What is a “project manager”?
Anybody can be a project manager; it is one of the most ubiquitous job titles on the planet. Whether or not you can get people to pay you to manage their project depends on your track record and your sales pitch.
The boundaries between a “professional” PM and a “vocational” PM are blurred, unless you are certified as a PMP (Project Management Professional) by the Project Management Institute (PMI).
My many long years of experience managing “built environment” projects convinces me that effective PMs in the area of architecture and engineering need deep, broad knowledge in one or more of the various disciplines that design these projects.
Most design professionals have had the experience of working on projects where the PM did not have that level of experience; the typical outcome is that the PM acts as a “post box”, simply receiving documents from some team members and pushing them out to others, under the guise of “managing” the process.
Have design professionals failed to retain the PM role?
Answer: In many cases, yes. And for a variety of reasons:
What rethinking is required?
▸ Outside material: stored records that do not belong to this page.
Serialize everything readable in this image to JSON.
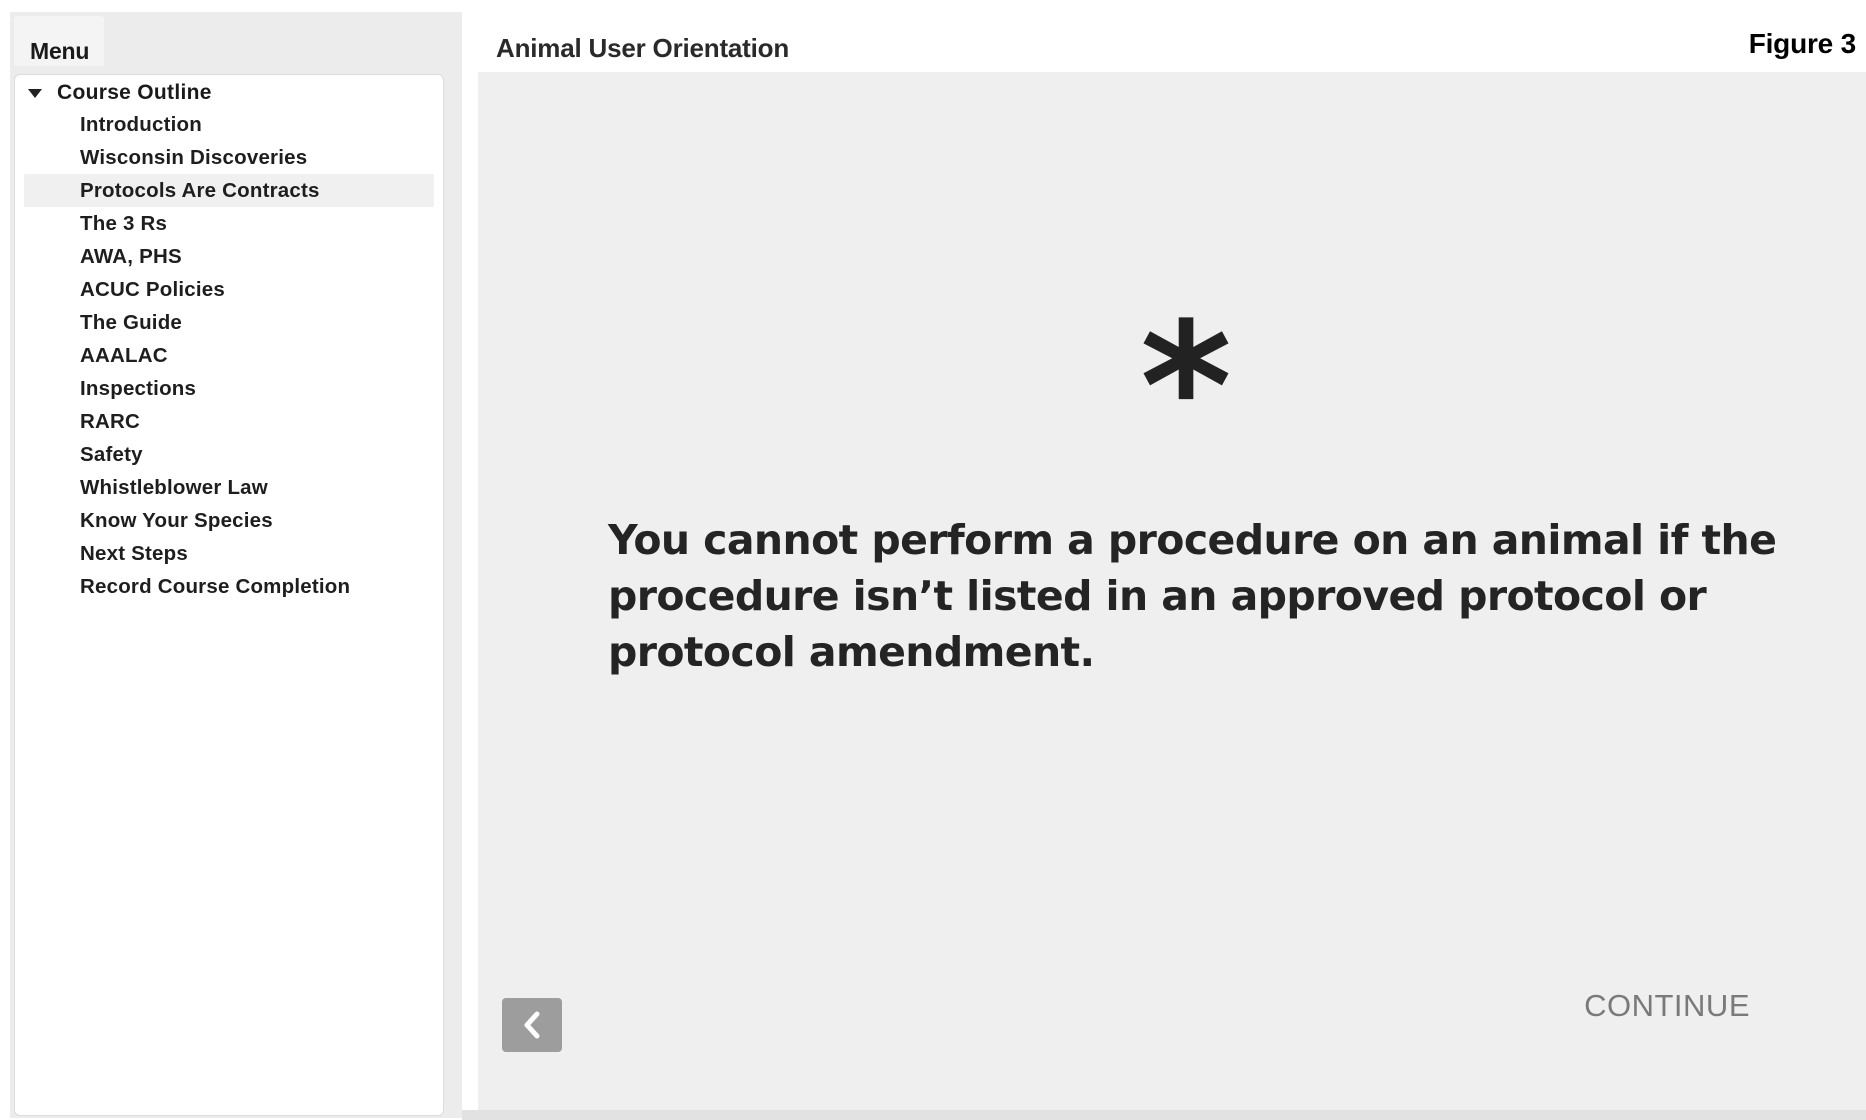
{
  "sidebar": {
    "menu_tab_label": "Menu",
    "outline_label": "Course Outline",
    "items": [
      {
        "label": "Introduction",
        "active": false
      },
      {
        "label": "Wisconsin Discoveries",
        "active": false
      },
      {
        "label": "Protocols Are Contracts",
        "active": true
      },
      {
        "label": "The 3 Rs",
        "active": false
      },
      {
        "label": "AWA, PHS",
        "active": false
      },
      {
        "label": "ACUC Policies",
        "active": false
      },
      {
        "label": "The Guide",
        "active": false
      },
      {
        "label": "AAALAC",
        "active": false
      },
      {
        "label": "Inspections",
        "active": false
      },
      {
        "label": "RARC",
        "active": false
      },
      {
        "label": "Safety",
        "active": false
      },
      {
        "label": "Whistleblower Law",
        "active": false
      },
      {
        "label": "Know Your Species",
        "active": false
      },
      {
        "label": "Next Steps",
        "active": false
      },
      {
        "label": "Record Course Completion",
        "active": false
      }
    ]
  },
  "header": {
    "title": "Animal User Orientation",
    "figure_label": "Figure 3"
  },
  "slide": {
    "symbol": "*",
    "message": "You cannot perform a procedure on an animal if the procedure isn’t listed in an approved protocol or protocol amendment.",
    "back_icon": "chevron-left-icon",
    "continue_label": "CONTINUE"
  },
  "colors": {
    "slide_background": "#efefef",
    "back_button": "#9d9d9d",
    "continue_text": "#7a7a7a",
    "active_item_background": "#f0f0f0"
  }
}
Fortunately, some enterprising firms are leading the way. The key lies in reversing the first three bullet points above: (1) Step up and take responsibility, (2) Train your people to give them the skills they need to take that responsibility safely, and (3) Start marketing that PM capability.